*** Opening of DATA FOR PROCESSING ***

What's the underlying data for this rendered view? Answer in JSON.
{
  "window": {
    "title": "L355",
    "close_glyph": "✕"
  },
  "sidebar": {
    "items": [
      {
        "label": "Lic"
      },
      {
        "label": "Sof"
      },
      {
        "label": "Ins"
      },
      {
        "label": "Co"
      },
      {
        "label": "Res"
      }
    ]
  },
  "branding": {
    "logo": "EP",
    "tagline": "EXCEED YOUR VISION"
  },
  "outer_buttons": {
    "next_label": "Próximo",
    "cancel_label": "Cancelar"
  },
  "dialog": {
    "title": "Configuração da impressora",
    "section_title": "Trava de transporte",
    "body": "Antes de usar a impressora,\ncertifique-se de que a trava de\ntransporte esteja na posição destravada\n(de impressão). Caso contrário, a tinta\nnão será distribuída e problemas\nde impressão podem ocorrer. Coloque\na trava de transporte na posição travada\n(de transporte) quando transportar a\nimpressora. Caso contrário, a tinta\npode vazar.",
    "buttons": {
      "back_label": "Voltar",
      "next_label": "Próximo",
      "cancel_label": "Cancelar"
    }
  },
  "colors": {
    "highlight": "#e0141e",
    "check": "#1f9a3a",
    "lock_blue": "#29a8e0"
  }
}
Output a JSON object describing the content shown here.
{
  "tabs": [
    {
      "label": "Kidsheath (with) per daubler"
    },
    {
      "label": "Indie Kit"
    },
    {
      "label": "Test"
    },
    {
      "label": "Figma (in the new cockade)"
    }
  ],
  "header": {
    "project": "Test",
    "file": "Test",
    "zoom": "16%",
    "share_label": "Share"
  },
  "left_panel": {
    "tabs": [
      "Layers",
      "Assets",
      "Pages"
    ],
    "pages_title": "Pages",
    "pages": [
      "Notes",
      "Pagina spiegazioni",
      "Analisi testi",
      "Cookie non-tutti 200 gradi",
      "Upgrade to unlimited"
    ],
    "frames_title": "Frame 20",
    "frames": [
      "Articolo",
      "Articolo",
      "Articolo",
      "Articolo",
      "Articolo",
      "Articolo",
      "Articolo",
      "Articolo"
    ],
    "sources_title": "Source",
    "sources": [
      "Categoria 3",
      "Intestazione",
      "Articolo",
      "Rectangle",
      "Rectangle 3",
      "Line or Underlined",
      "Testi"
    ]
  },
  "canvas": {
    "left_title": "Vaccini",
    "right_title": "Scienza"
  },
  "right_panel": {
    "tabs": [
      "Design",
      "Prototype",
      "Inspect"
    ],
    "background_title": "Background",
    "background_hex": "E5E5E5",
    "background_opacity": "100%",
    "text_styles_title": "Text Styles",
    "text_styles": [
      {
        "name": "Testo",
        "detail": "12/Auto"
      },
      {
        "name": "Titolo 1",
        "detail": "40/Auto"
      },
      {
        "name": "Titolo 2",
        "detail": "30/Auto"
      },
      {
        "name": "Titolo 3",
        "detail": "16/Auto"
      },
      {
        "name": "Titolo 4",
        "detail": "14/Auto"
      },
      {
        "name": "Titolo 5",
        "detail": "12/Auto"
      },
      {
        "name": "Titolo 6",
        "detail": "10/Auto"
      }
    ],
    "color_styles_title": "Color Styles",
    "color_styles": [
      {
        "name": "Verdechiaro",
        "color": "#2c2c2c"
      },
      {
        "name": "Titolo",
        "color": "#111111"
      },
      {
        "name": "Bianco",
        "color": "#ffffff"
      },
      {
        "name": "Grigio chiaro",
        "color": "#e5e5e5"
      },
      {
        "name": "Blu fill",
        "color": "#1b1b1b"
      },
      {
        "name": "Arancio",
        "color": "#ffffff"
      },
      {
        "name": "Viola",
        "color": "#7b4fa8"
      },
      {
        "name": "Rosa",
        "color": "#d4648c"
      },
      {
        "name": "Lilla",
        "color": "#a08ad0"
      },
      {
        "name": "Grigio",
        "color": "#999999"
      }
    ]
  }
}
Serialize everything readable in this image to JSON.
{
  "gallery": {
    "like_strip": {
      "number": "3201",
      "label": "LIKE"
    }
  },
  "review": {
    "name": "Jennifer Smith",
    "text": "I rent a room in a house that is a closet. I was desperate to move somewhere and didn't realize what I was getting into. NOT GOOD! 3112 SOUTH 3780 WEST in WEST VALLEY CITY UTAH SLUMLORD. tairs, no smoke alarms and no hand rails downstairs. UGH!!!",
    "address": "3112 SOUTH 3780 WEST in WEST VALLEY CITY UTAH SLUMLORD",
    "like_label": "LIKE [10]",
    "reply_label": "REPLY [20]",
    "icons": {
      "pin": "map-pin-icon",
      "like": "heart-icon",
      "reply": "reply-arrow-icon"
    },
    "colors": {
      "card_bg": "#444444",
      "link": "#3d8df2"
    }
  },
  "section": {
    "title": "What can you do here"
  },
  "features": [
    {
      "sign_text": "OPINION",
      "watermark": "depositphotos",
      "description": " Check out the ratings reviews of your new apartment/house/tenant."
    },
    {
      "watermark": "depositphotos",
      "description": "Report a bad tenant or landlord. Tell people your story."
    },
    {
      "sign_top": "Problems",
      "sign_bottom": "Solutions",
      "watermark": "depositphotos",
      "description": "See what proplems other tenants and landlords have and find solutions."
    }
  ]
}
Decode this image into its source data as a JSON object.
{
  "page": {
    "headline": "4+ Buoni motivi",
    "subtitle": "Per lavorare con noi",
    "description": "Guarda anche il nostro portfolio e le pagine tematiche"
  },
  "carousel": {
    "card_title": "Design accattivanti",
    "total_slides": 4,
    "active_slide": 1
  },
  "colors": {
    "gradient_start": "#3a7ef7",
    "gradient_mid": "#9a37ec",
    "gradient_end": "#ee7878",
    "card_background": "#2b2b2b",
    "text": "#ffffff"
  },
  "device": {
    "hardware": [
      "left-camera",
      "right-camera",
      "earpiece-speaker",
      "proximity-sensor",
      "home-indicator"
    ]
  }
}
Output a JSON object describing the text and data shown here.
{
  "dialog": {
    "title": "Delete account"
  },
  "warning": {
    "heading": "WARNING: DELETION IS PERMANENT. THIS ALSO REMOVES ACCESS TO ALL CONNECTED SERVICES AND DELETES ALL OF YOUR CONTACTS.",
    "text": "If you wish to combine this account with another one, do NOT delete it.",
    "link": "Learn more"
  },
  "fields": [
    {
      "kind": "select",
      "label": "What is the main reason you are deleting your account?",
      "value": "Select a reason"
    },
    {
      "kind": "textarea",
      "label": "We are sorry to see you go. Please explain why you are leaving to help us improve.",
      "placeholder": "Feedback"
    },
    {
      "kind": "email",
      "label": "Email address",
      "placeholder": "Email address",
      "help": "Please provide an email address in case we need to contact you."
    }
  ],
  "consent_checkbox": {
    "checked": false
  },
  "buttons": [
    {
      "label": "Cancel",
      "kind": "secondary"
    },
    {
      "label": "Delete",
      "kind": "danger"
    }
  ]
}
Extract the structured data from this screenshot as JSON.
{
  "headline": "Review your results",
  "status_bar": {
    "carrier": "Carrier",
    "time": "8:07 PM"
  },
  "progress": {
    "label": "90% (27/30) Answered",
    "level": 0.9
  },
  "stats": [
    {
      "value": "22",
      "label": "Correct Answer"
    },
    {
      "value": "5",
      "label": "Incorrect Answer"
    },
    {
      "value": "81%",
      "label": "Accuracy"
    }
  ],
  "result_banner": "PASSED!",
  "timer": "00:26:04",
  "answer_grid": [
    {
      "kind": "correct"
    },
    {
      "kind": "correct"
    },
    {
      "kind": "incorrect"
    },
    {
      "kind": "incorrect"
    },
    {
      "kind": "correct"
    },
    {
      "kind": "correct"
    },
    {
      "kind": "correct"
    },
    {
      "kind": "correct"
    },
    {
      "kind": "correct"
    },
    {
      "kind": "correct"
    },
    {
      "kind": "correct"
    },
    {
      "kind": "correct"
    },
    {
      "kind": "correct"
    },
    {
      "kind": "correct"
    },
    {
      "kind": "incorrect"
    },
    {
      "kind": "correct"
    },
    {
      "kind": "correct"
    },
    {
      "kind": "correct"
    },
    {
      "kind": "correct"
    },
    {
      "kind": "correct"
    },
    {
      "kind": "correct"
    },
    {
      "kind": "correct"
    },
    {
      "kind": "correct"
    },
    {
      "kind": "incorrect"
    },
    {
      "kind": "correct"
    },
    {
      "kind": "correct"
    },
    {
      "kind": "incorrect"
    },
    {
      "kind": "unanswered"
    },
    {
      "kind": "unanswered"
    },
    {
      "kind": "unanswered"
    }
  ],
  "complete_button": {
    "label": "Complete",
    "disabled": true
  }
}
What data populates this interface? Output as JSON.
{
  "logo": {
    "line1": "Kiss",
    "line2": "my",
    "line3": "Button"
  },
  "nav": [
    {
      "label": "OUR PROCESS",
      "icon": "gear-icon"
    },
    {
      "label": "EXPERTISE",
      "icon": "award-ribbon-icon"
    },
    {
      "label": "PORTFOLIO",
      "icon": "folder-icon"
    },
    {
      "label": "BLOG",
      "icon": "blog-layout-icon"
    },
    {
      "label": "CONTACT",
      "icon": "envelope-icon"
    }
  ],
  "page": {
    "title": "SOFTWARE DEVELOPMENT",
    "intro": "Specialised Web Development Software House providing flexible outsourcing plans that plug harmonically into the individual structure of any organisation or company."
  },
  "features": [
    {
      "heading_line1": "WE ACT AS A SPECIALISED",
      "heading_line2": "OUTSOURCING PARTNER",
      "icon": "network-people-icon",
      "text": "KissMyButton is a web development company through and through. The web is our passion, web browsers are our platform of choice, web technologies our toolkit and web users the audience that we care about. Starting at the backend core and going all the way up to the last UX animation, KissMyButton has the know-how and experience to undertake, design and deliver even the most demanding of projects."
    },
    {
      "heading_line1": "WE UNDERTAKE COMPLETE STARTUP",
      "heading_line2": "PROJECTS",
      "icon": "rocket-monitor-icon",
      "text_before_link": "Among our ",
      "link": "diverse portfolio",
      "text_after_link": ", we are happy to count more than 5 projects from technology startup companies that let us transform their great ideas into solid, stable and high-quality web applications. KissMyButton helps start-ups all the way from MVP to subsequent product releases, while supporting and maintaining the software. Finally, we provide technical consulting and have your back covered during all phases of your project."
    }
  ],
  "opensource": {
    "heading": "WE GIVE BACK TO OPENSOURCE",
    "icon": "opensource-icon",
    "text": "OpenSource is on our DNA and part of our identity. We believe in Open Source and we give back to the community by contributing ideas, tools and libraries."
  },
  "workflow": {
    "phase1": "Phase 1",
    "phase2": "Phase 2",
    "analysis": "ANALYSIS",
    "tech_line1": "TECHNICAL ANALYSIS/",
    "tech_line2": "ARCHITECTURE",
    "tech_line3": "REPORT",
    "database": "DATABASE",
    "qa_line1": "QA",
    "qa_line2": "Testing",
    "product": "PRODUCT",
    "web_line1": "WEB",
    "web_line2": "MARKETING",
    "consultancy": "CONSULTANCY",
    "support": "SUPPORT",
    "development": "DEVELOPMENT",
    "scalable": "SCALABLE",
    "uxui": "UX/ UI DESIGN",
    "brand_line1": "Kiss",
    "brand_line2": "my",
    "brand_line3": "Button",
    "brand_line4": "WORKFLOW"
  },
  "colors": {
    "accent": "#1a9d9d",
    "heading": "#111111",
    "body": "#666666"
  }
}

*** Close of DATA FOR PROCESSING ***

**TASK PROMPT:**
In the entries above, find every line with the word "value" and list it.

**ANSWER SPACE:**
      "value": "Select a reason"
      "value": "22",
      "value": "5",
      "value": "81%",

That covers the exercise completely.